2. Your friend invited you to the gym to try a spinning class. What was your experience like?
a) While it was your first class, you found it easy to keep up and excel. You looked like a pro and even others commented about your level of skill.
b) You enjoyed the group fitness experience because of the new friends you made in the class and look forward to seeing them along with your girlfriend again.
c) You felt an adrenalin rush especially from the competitiveness of the class and can’t wait to experience that winning feeling again.
3. Your boss tells you that he needs you to take on a difficult project with a tight deadline, what do you do?
a) You feel empowered and immediately take action on your own, take responsibility to lead the project and influence others to help you.
b) You consider who you would like to reach out to, to help accomplish this project and seek others input and creative ideas.
c) You look forward to the challenge, knowing that while it won’t be easy you are determined to make it happen.
4. You decide to go on vacation with your two best friends. How will you go about choosing a destination?
a) You know in your mind where you and your friends should go and you take initiative to find the ‘perfect’ destination and use your influence to convince them.
b) You are happy to go where your friends decide because you are just happy to be vacationing with them.
c) You suggest a “friendly” competition in which the winner gets to choose the destination.
5. You are on the social committee at the office.
a) You have a brilliant idea about what the next social event should be. You bring everyone on board with your suggestion and work hard at making it absolutely amazing so that others will look up to you.
b) You make sure that everyone else’s opinion is heard and you help in allowing your co-workers to all pitch in with their ideas. Ultimately, you will lean towards what the majority likes so that as many people as possible will be happy with the final choice.
c) You get a rush from preparing a proposal before the meeting so that you will be the first one with concrete suggestions.
6. You are watching your child’s team play soccer. Which player do you notice the most, or who do you want your child to be.
a) The ‘alpha’ player who plays their position well, and can tell the other players how to play theirs as well.
b) The child who congratulates another player for a great play, or encourages them when they make a mistake.
c) The striker who gets a hat-trick in many of the games.
7. You have planned a personal shopping day.

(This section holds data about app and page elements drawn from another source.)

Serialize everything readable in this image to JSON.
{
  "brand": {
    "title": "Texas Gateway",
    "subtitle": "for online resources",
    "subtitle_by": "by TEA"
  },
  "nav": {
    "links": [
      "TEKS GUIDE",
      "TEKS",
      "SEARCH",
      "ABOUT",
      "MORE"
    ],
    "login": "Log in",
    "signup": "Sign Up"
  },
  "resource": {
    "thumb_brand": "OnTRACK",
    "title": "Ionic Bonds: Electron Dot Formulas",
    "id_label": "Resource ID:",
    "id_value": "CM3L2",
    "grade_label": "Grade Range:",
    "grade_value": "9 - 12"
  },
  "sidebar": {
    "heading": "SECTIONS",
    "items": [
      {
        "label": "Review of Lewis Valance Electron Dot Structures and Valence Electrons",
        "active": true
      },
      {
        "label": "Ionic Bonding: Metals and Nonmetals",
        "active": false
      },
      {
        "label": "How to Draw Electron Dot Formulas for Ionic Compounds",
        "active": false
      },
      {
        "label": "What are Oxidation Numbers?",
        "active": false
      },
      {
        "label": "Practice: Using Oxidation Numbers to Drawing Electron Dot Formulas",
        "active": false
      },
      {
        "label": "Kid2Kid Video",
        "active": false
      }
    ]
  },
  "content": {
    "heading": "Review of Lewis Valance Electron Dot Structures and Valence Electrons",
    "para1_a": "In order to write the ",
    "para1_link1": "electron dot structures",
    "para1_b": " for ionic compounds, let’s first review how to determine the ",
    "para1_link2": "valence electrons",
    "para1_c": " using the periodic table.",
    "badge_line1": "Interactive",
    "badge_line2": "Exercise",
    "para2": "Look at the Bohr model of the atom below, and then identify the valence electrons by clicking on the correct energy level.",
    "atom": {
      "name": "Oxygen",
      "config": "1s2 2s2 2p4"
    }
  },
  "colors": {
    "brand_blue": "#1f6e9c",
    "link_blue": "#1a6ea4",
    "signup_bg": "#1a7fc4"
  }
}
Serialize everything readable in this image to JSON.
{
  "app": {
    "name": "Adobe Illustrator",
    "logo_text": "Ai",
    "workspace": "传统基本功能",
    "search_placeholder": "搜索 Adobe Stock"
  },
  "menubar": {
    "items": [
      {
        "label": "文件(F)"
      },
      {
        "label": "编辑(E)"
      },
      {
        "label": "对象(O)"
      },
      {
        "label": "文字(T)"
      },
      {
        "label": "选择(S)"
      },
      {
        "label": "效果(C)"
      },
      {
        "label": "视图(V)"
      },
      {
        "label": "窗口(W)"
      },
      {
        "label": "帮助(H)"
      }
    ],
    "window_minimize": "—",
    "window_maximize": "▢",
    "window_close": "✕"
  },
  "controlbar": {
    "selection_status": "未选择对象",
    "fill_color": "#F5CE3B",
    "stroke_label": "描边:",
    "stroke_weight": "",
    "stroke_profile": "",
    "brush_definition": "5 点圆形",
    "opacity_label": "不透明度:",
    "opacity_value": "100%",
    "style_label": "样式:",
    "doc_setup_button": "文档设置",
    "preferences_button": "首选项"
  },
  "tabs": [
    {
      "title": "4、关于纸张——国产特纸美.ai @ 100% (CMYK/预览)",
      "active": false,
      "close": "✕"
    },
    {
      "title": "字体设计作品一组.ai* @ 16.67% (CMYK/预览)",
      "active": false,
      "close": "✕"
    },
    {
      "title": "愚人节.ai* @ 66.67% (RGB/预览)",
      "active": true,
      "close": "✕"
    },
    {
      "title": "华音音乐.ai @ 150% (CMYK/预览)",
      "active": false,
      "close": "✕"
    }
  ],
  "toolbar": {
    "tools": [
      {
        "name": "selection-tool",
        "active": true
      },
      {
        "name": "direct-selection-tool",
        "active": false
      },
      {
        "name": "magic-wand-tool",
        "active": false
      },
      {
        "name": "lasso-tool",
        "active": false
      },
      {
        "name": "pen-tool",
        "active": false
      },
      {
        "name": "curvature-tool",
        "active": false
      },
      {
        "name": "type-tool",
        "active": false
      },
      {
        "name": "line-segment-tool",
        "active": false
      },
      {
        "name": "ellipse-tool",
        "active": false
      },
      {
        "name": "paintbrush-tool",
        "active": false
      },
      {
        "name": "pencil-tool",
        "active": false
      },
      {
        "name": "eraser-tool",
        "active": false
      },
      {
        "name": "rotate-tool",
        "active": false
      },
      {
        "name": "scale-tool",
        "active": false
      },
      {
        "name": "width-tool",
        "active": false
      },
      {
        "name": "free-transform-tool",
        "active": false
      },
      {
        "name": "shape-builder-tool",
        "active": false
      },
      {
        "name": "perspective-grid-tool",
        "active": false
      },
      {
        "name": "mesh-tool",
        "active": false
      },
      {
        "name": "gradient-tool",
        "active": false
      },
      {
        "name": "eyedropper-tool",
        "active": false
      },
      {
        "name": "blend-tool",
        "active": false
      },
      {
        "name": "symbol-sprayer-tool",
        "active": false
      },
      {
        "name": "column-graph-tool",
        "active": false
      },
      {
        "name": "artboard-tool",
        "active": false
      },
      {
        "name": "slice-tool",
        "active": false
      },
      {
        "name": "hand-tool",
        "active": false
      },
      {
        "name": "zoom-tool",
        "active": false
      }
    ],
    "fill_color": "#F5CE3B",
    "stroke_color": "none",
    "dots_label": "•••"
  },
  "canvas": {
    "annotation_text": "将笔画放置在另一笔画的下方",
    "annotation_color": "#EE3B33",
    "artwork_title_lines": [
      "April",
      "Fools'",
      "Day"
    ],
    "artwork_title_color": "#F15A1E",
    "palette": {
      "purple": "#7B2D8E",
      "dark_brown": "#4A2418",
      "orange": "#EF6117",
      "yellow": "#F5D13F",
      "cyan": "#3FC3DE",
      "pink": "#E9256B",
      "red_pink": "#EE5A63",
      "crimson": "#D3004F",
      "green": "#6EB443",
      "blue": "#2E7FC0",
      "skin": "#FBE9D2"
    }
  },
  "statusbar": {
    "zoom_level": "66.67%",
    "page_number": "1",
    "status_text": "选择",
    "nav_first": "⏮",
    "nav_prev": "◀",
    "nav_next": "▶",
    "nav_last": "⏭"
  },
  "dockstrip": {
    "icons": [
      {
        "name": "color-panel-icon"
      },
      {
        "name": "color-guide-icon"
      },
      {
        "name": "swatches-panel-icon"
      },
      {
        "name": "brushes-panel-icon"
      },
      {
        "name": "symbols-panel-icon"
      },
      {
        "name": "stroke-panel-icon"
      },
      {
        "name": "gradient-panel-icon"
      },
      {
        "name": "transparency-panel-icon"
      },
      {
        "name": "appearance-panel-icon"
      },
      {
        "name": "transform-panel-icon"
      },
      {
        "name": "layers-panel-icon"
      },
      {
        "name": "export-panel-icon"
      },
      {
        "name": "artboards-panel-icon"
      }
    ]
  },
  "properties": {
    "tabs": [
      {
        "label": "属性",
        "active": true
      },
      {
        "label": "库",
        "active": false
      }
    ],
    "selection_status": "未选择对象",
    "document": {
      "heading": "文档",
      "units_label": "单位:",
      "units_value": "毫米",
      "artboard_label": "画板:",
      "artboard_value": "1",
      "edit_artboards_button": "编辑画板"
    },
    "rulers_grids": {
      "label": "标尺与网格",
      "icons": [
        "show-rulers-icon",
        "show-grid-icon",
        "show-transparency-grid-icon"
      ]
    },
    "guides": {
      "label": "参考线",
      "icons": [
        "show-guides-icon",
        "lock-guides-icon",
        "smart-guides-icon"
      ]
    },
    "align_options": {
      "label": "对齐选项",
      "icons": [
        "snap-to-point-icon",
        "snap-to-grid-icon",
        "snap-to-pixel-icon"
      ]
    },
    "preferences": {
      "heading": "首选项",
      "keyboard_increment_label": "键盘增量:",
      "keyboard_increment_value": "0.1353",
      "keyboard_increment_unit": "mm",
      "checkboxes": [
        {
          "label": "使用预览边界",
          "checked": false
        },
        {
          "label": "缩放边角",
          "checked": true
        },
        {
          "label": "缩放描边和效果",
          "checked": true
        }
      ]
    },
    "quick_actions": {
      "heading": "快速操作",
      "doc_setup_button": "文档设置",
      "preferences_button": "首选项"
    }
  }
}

a) You plan to go shopping and then out to lunch on your own; you prefer it that way so that you can ‘power shop’ and keep to your own schedule and shop only the stores and eat at the restaurant you like. You are on a mission to find a great new outfit for an upcoming event at work and you want to stand out wearing something spectacular (and that no one else is wearing).
b) You have invited your friends along so that together you can shop, have lunch and talk about your upcoming event. You enjoy and seek out the opinions of your friends when it comes to buying clothes for yourself.
c) You wait until the week before your event to shop for the perfect outfit. You are confident you will find something amazing and you enjoy the challenge of shopping last minute. If fact you set it as a goal to find the best outfit in the least amount of time.
If you answered mostly a), your strongest emotional motive is Power. If you answered mostly b), your strongest emotional motive is Affiliation. If you answered mostly c), your strongest emotional motive is Achievement.
Your primary motive is: _________________
Those who succeed have learned how to tap into their social motives and leverage this chemical ‘super-power’.